START Data excerpts

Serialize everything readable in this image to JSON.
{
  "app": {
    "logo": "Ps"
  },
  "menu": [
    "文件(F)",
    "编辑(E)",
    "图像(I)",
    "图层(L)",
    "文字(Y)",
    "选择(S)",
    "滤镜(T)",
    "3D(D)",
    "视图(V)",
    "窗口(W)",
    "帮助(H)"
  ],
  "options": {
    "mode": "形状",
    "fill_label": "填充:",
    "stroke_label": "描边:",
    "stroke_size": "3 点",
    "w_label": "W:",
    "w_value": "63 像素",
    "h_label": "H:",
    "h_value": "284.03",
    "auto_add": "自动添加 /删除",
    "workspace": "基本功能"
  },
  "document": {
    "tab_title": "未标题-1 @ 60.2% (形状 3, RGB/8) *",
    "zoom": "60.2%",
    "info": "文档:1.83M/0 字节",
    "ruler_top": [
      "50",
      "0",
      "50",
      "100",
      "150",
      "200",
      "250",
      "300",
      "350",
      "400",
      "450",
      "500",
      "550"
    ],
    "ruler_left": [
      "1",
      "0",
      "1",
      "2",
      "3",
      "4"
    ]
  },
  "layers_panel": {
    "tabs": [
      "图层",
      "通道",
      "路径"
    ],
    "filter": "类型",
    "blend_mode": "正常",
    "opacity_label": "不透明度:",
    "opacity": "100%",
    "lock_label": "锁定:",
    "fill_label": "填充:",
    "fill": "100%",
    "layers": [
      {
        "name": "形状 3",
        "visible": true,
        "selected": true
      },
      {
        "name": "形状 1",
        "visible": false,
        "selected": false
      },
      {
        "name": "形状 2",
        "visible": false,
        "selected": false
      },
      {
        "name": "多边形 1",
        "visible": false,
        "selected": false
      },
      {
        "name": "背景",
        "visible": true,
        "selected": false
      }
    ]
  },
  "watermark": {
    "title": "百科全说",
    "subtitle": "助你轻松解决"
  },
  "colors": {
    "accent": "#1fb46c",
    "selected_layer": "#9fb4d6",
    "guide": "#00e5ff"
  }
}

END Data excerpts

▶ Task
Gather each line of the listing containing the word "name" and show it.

▶ Exercise result
        "name": "形状 3",
        "name": "形状 1",
        "name": "形状 2",
        "name": "多边形 1",
        "name": "背景",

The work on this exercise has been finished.